By Dan Ebener
For the past two to three years, I have been focused on the beatitudes (Matthew 5:3-10). Since writing a book on the beatitudes and leadership last year, I have been speaking at conferences and leading retreats around the country. In most cases, there have been opportunities to engage people in dialogue about applying the beatitudes to life, ministry and leadership.
So imagine my delight when I read these words of Pope Francis from his message to some 30,000 Argentine delegates to World Youth Day:
“Look, read the beatitudes: that will do you good. If you want to know exactly what to do, read Matthew 25, which is the standard by which we will be judged. With these two things, you have the action plan: the beatitudes and Matthew 25. You do not need to read anything else. I ask you this with all my heart.”
When we place the beatitudes into the context of Matthew’s Gospel, we can see why the pope connected the beatitudes – the opening lines of the Sermon on the Mount – to Matthew 25 – the story of the Final Judgment.
The beatitudes describe the inward journey of Christian discipleship: To be poor in spirit, mourning, meek, hungry for righteousness, merciful, pure of heart, peace-loving and persecuted – are qualities of the righteous. They are signs of the kingdom. The beatitudes provide a list of eight qualities for those who aspire to the kingdom of God.
The beatitudes start with the idea of placing our complete confidence in God (poverty of spirit). They conclude with the lesson that those who live and lead by these beatitudes are likely to be criticized, ridiculed or even persecuted for the sake of righteousness. The outcome of the first and last beatitude is the same: “for theirs is the kingdom of heaven” (Matthew 5:3 and 5:10).
In Matthew 25:31-46, we hear the only description by Jesus of the Final Judgment. This story describes the outward journey of Christian discipleship: To feed the hungry, give drink to the thirsty, welcome the stranger, clothe the naked and visit the sick and imprisoned are the actions of the righteous. They are the keys to the kingdom. This story provides a list of six works of mercy for those who aspire to the kingdom of God.
Initially, Jesus describes those who perform the works of mercy as “the sheep” who are “on his right” (Matthew 25:32, 33 and 34). Later in the story, Jesus describes them as “the righteous” (Matthew 25:37 and 46). This word “righteous” is a rich and significant term that goes to the heart of the two Scriptural passages the pope is asking us to read.
Have you ever wondered why we say, “It is right and just” in the Offertory Prayer of the Mass?
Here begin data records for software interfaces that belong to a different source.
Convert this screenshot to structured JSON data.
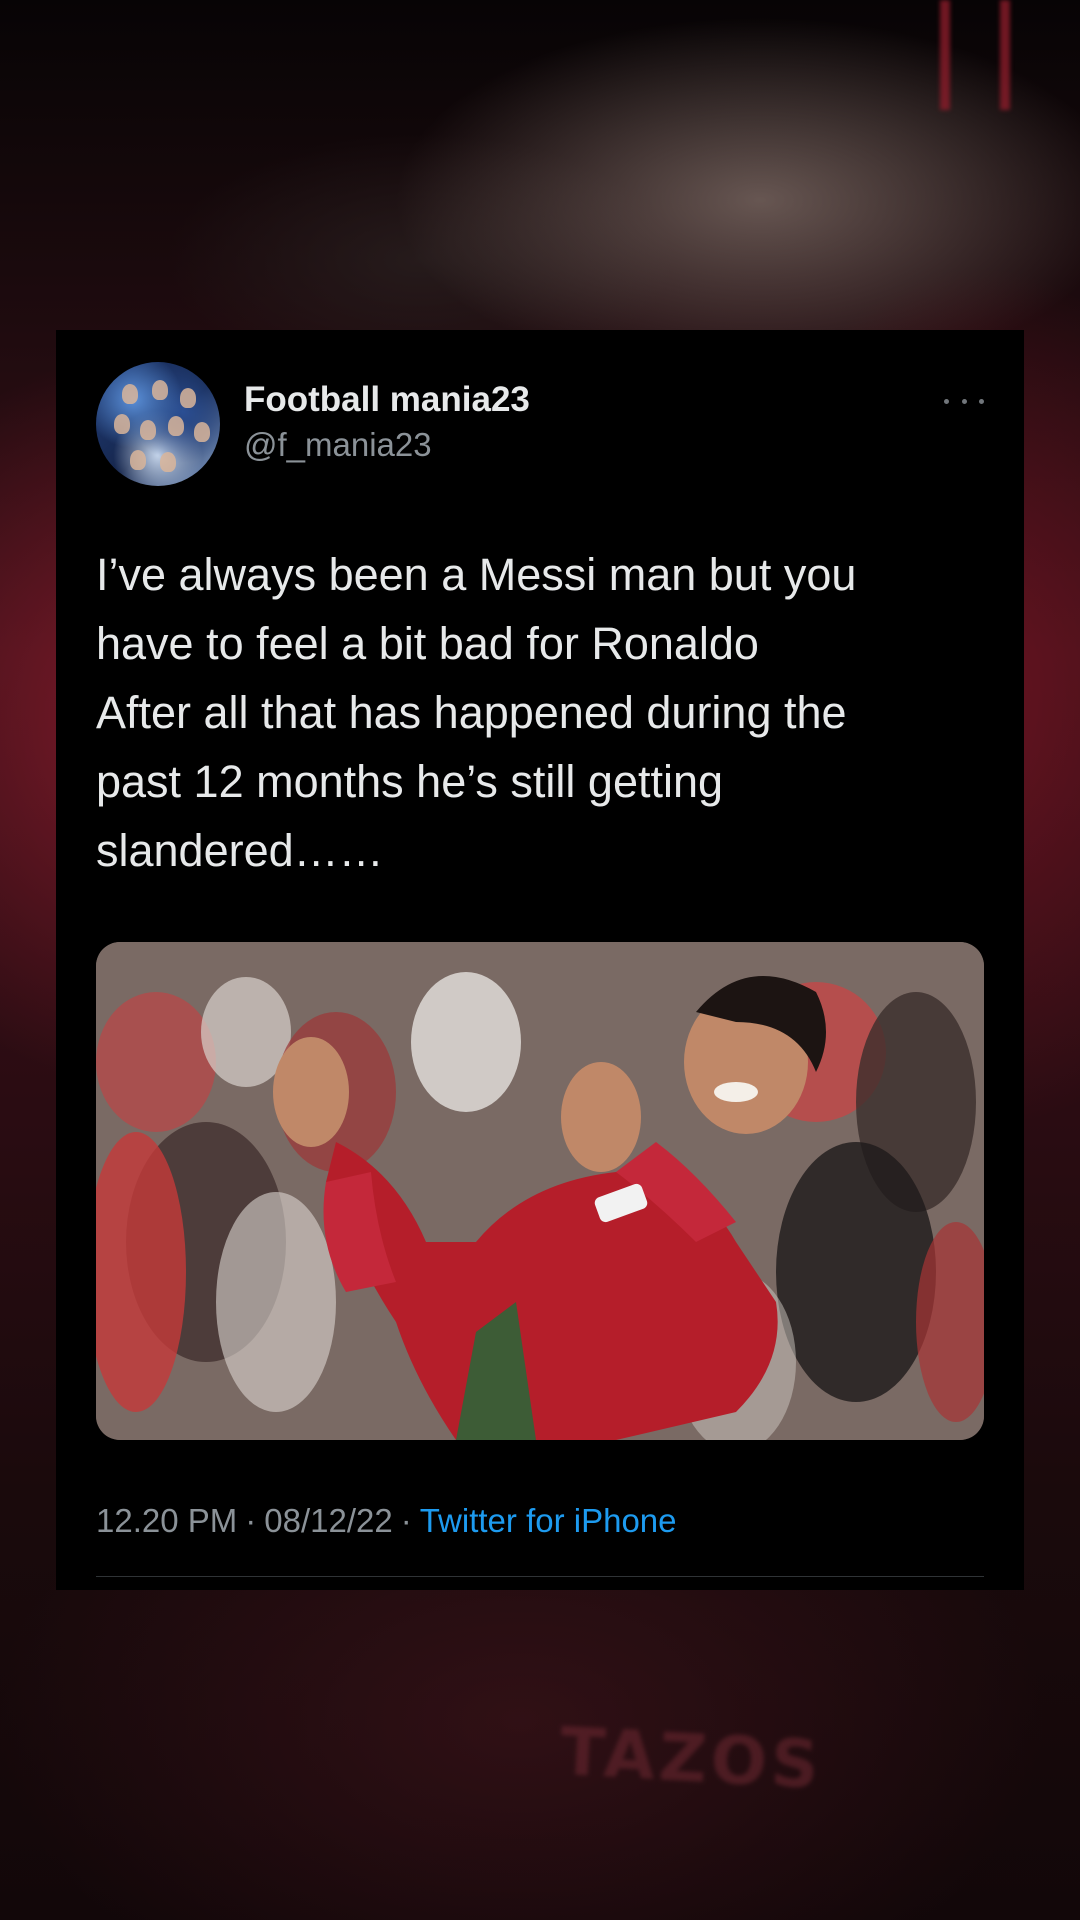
{
  "tweet": {
    "display_name": "Football mania23",
    "handle": "@f_mania23",
    "text": "I’ve always been a Messi man but you\nhave to feel a bit bad for Ronaldo\nAfter all that has happened during the\npast 12 months he’s still getting\nslandered……",
    "time": "12.20 PM",
    "date": "08/12/22",
    "separator": "·",
    "source": "Twitter for iPhone",
    "more_icon": "ellipsis-icon"
  },
  "background": {
    "jersey_text": "TAZOS"
  },
  "colors": {
    "card_background": "#000000",
    "primary_text": "#e7e9ea",
    "secondary_text": "#8b9298",
    "link": "#1d9bf0",
    "divider": "#2f3336"
  }
}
It is interesting because dictionaries often use the word “right” to define “just” and vice versa.
I would suggest that to be right and just is to be righteous. To be righteous means to be “right with God” and “just with the people.”
The beatitudes provide a road map to reflect on the inward journey of the righteous. The story of the Final Judgment provides the keys to the outward journey of the righteous. In both of these Scriptural passages, it is the righteous who are the inheritors of the kingdom of heaven.
It has been a gift these past few years to focus on the beatitudes – and to place them into the context of the Gospel of Matthew. I was happy to see Pope Francis elevate them in his comments in Brazil. I couldn’t agree more that these two readings from Matthew provide a call to action for ourselves and our Church.
(Dan R. Ebener is author of “Blessings for Leaders: Leadership Wisdom from the Beatitudes.” See www.blessingsforleaders.com.)